The Christmas period is marketed as a joyous, festive occasion and a time for celebration. Yet for many people, Christmas can also be one of the most chaotic, stressful and challenging times of the year, especially for their mental health.
The stress of buying food and presents can heighten financial strain and cause people to feel pressured as we try to meet demands. The expectations of family togetherness can escalate tensions, while people who are separated from family and friends can feel isolated and lonely. For people who have suffered bereavement, the feeling of loss and sadness can be overwhelming at this time of the year. SuperFriend encourages you take heed of the 12 practical tips below to help you look after your mental health this holiday season.
1. Budget, budget, budget – Planning ahead when it comes to Christmas spending can help you stick to a budget and ease the financial burden of the Christmas period. Remember to try and enjoy Christmas within your means to avoid a Christmas financial hangover in the New Year.
2. Keep presents under wrap – If you have a large family or friendship circle, buying presents can be costly.

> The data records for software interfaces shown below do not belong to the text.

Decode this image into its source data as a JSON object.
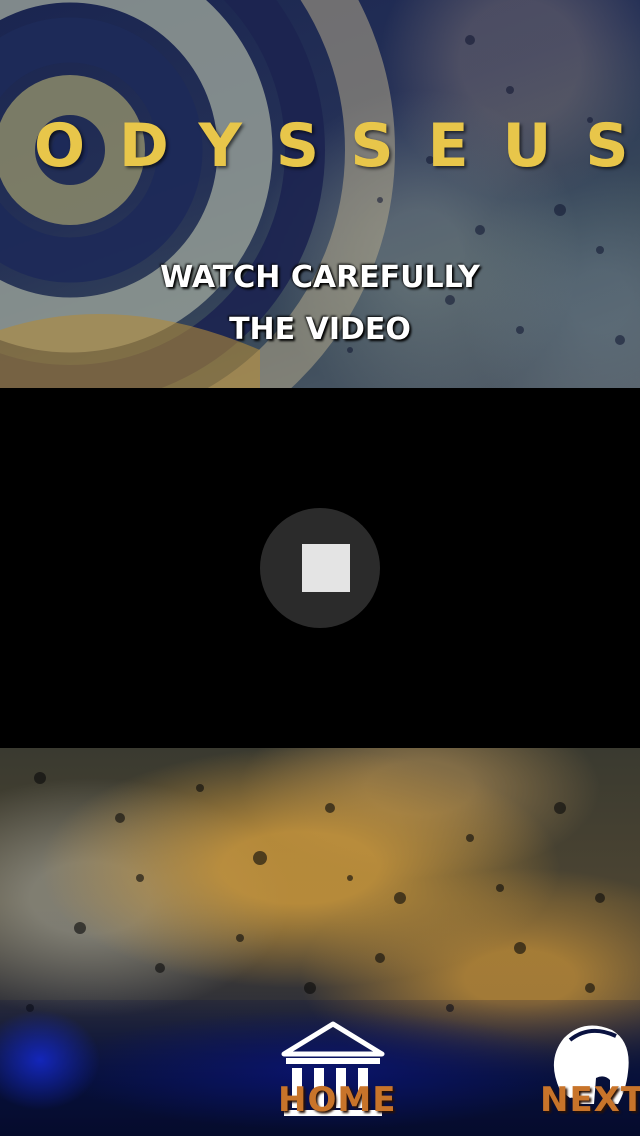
{
  "app": {
    "title": "ODYSSEUS"
  },
  "instruction": {
    "line1": "WATCH CAREFULLY",
    "line2": "THE VIDEO"
  },
  "video": {
    "control_icon": "stop-icon"
  },
  "nav": {
    "home_label": "HOME",
    "home_icon": "temple-icon",
    "next_label": "NEXT",
    "next_icon": "spartan-helmet-icon"
  },
  "colors": {
    "title_gold": "#e8c64a",
    "nav_label_orange": "#c8742a",
    "video_bg": "#000000",
    "stop_button_bg": "#2b2b2b"
  }
}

To reduce the cost of gift giving for yourself, as well as those around you, why not suggest your group have a Kris Kringle, or set a reasonable limit on the cost of presents for each person.
3. Don’t shop ‘til you drop – You can limit the stress of Christmas shopping by making a list of the things you want to purchase, doing your shopping early (if possible), or shopping online to avoid the crowds.
4. Preparing Christmas Lunch (or Dinner) – Preparing a meal for family and friends can be enjoyable, but also tiring and stressful at the same time. To reduce the stress of Christmas cooking, you could consider delegating tasks; you shouldn’t have to do everything yourself. Keep things simple, and request your guests bring a platter of food to help share both the cost and the workload.
5. Managing relationships – Stress and anxiety over the Christmas period can heighten tensions between family members and/or friends. It is important during this time to have realistic expectations of yourself and others. To limit arguments, avoid known triggers and use relaxation techniques, such as deep breathing or focusing on your breath, to help you manage feelings of anxiety or tension.
6. Try to be moderate – Whilst ‘tis the season to be jolly, overindulgence in food and alcohol can have a detrimental effect on your mental health and general wellbeing. Try to include as much fruit and vegetables in your diet as possible and limit your alcohol consumption.
7. Keep moving – Despite the Christmas period being a holiday for many, keeping up a regular exercise routine can not only reduce stress and increase serotonin levels helping to elevate your mood, it can also help counter act any overindulgence that may have occurred during the silly season!
8. Get some rest – Feeling tired can exacerbate stress and anxiety, so it’s important to get plenty of sleep and take some time out for yourself, to give your mind some rest.
– Super Friend